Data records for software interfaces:

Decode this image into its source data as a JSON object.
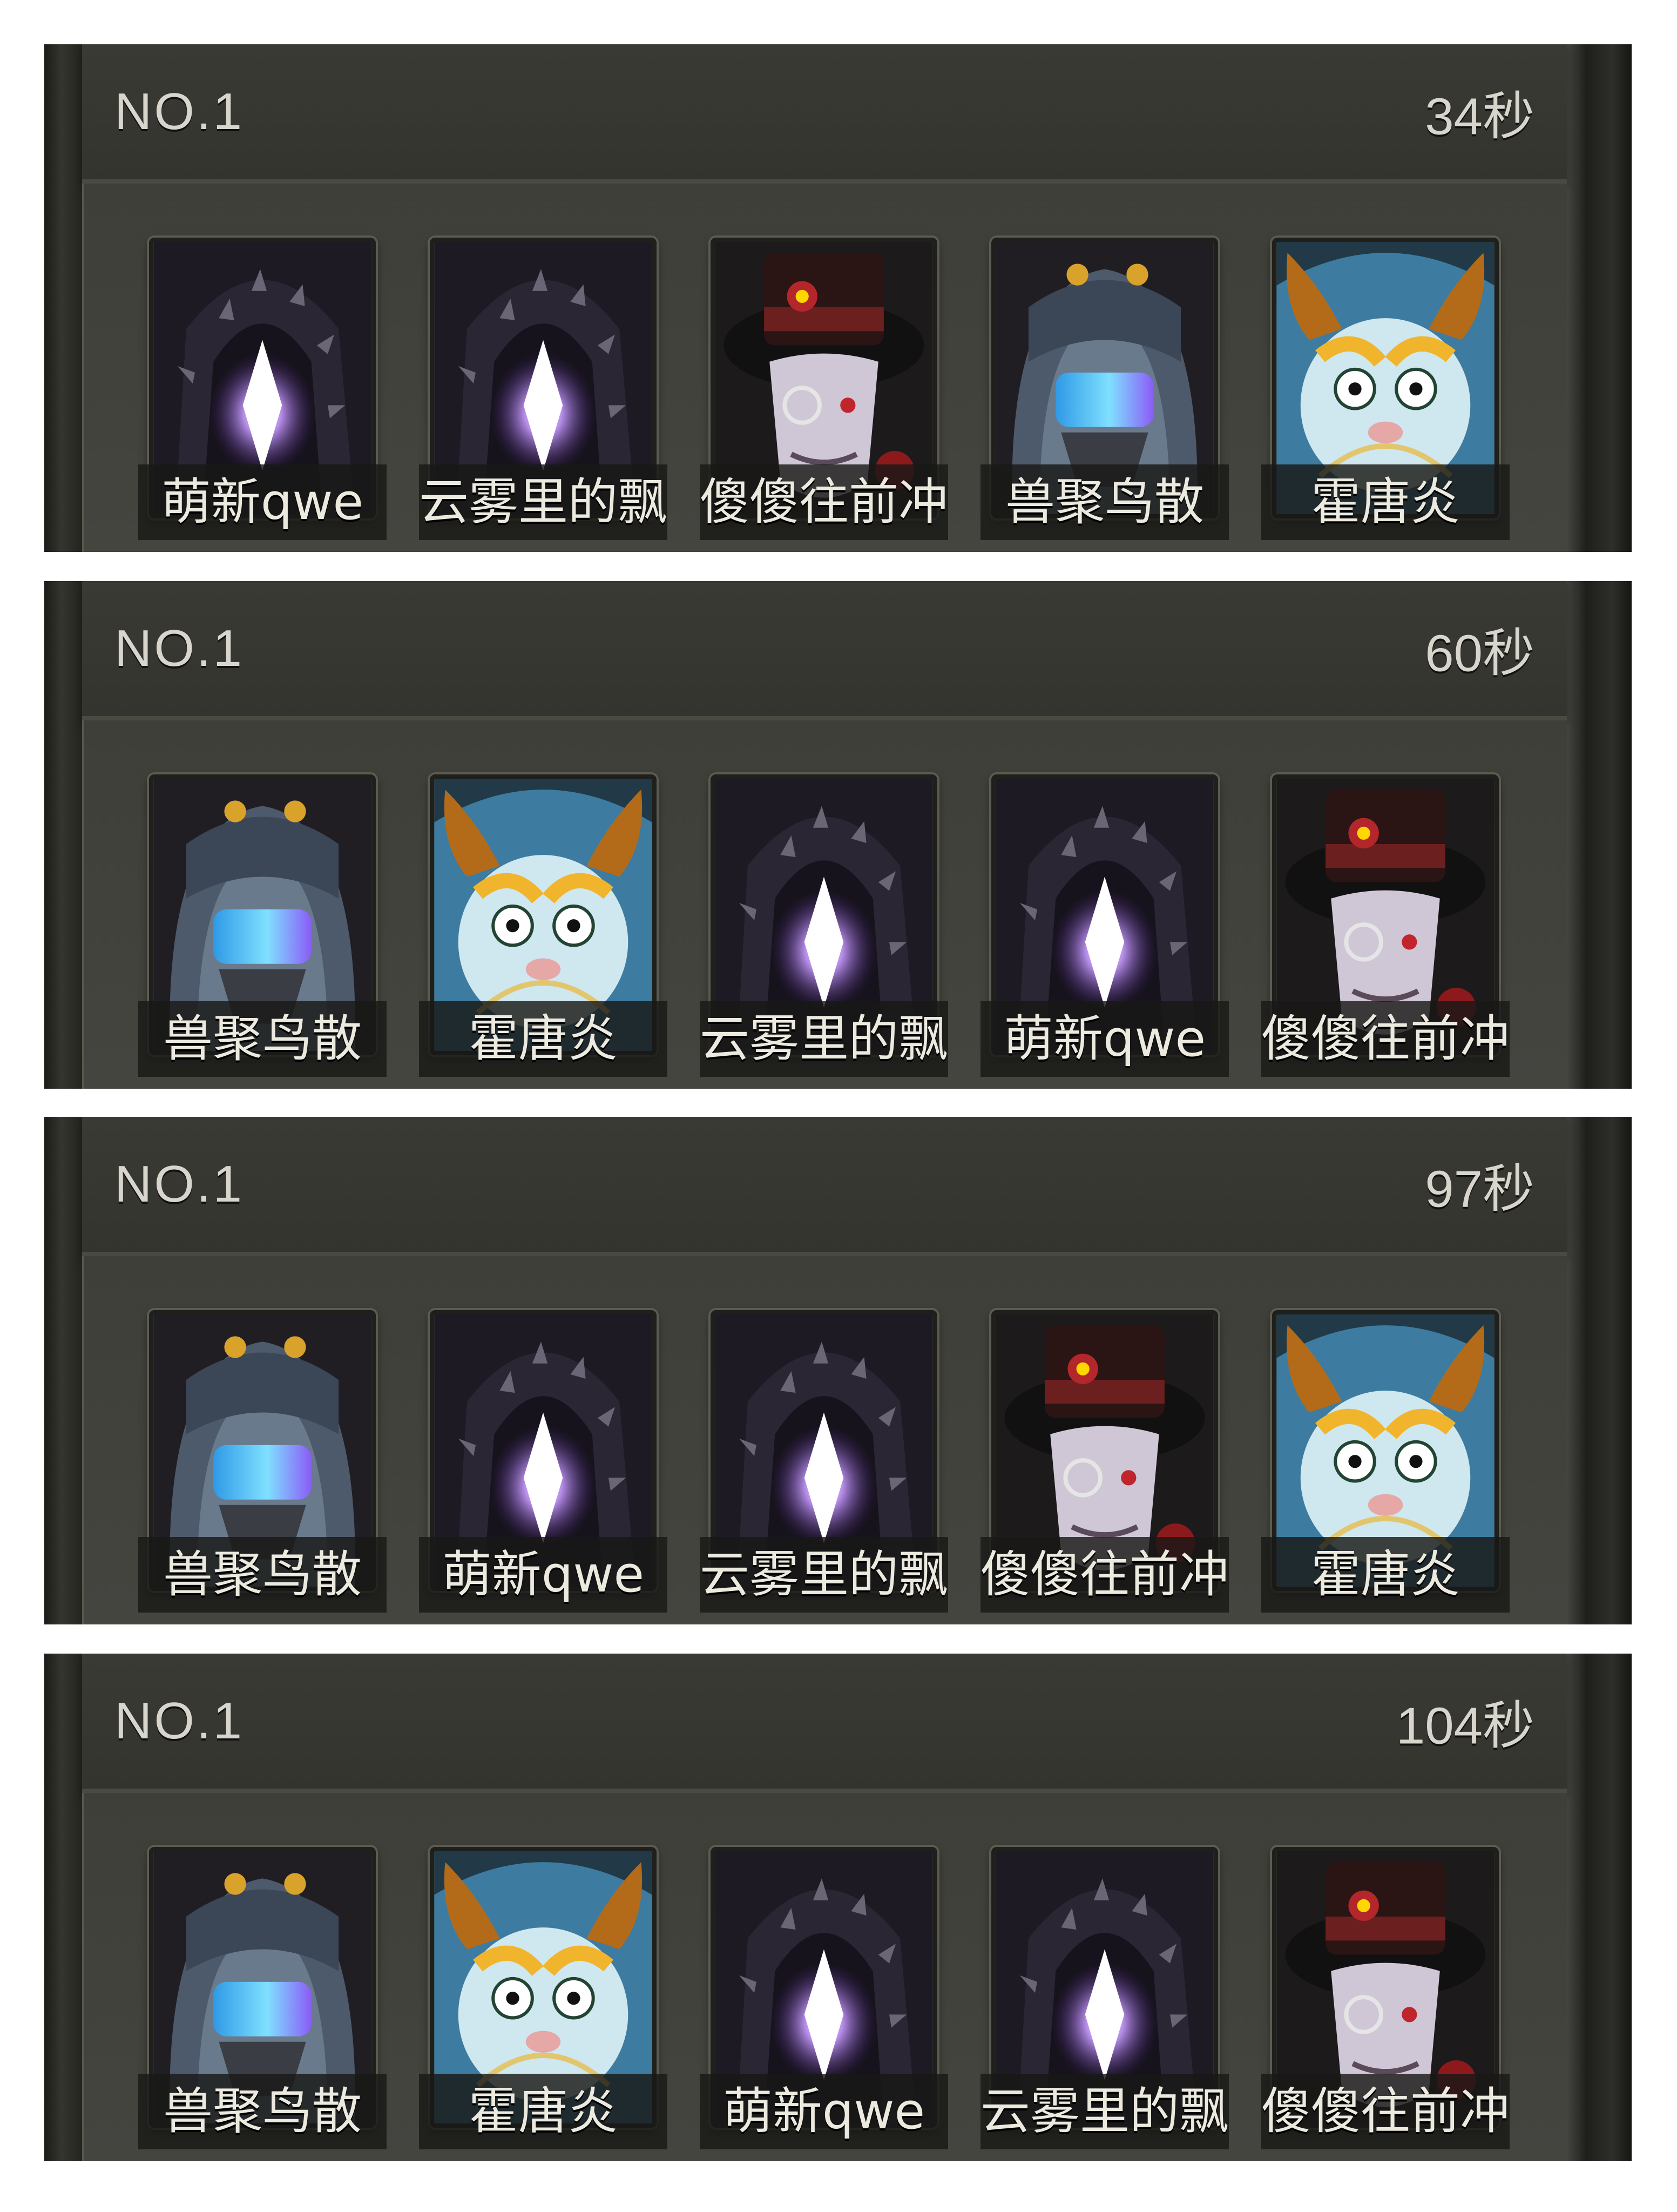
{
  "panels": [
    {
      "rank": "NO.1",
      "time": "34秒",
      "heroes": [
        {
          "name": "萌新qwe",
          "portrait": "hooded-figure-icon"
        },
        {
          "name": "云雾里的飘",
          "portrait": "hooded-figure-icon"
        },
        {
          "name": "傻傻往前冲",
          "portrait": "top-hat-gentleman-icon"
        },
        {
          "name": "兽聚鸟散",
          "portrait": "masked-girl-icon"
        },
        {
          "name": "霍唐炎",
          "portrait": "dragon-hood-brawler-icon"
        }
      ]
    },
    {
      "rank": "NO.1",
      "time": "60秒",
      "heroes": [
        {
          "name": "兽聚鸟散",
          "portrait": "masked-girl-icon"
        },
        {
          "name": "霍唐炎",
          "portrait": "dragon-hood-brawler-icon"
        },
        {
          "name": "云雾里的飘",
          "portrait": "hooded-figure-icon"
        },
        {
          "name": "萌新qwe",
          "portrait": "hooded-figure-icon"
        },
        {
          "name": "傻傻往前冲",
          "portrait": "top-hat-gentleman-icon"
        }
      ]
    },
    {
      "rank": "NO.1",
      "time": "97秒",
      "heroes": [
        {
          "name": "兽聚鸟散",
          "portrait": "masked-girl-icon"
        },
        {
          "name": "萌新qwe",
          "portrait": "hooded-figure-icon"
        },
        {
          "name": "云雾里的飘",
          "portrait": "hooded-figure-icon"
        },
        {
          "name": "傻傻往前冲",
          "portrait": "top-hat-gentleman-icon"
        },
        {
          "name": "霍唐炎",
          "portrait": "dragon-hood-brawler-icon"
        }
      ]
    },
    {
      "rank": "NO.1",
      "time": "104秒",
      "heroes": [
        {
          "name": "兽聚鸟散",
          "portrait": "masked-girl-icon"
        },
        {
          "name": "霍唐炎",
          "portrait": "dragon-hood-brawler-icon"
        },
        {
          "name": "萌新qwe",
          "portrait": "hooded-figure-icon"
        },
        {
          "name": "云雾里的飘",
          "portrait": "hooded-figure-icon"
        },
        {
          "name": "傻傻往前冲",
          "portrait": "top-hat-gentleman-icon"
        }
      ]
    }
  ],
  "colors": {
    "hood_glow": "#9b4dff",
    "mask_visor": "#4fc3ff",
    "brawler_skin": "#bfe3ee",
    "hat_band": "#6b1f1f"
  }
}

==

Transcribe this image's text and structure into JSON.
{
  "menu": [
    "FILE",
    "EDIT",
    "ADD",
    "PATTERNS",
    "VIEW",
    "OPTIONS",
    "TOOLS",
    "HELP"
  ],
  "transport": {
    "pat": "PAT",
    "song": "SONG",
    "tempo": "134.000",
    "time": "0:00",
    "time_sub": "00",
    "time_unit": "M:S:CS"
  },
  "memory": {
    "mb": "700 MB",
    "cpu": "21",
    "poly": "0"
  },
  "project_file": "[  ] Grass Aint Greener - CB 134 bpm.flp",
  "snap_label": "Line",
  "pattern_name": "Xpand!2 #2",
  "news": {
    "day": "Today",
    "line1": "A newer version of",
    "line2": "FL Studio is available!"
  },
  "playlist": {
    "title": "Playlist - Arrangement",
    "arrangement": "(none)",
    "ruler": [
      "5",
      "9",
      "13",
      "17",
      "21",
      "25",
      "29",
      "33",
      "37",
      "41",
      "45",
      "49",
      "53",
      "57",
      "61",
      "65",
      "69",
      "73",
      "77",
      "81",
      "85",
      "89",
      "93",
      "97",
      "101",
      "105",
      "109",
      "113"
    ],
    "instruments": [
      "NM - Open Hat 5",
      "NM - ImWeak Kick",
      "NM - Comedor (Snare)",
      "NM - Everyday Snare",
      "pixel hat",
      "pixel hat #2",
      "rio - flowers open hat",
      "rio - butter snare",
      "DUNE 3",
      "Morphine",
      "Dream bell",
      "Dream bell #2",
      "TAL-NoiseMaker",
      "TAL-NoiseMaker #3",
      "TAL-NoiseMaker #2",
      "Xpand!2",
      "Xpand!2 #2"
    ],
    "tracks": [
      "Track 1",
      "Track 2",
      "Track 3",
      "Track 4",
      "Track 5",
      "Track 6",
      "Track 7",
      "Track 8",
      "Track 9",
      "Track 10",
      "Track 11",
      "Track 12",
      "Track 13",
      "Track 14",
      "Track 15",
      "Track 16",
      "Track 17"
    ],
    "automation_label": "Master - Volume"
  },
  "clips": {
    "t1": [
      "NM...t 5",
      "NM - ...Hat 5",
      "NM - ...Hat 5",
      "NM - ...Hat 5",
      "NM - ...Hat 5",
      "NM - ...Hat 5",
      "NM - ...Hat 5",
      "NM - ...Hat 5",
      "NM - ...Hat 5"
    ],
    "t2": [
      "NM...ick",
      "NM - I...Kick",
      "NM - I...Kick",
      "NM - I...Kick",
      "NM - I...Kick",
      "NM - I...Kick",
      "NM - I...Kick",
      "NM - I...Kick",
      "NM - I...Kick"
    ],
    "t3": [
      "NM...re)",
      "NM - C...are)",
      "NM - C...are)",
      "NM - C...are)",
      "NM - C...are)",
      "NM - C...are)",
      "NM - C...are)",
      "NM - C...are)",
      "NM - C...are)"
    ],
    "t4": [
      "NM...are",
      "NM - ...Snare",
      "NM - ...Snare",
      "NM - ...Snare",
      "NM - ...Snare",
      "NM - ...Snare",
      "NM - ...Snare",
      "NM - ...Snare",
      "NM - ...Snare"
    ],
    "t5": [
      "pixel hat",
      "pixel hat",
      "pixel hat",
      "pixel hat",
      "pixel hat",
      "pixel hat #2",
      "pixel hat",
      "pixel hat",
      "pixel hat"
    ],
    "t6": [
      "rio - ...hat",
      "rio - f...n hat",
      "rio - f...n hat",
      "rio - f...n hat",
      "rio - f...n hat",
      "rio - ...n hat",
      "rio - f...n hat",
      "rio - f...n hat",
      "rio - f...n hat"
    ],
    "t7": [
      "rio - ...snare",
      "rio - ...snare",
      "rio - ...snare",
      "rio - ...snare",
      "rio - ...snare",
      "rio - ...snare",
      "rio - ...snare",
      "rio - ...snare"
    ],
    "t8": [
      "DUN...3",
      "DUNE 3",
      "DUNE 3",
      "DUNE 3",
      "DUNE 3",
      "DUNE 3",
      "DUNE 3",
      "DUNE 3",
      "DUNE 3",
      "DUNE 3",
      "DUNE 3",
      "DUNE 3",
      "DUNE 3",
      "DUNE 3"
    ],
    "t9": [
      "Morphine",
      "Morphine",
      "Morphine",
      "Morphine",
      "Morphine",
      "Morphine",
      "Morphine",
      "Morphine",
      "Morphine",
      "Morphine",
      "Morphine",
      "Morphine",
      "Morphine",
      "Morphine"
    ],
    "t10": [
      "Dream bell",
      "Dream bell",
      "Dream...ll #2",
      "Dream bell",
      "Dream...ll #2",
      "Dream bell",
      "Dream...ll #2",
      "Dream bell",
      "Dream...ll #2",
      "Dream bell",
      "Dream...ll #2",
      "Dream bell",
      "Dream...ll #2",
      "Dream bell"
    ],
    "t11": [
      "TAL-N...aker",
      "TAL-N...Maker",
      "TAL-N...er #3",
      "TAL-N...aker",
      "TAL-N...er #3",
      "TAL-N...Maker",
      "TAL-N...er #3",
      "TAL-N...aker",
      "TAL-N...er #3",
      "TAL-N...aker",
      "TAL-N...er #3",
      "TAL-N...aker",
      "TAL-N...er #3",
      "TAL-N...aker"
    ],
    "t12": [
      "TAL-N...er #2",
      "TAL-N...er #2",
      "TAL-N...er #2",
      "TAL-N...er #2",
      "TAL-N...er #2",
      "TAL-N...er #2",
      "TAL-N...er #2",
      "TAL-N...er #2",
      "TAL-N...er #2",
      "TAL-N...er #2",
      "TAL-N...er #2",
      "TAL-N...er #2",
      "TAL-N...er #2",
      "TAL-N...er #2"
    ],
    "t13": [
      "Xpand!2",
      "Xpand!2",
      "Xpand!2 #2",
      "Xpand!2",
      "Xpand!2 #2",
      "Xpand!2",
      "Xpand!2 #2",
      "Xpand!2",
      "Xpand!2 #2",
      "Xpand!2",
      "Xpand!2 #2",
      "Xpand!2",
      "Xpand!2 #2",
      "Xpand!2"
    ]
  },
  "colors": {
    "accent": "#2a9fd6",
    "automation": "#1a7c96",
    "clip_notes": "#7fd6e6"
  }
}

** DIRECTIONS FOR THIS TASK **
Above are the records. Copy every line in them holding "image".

** SOLVED PROBLEM **
Decode this image into its source data as a JSON object.
Transcribe this image's text and structure into JSON.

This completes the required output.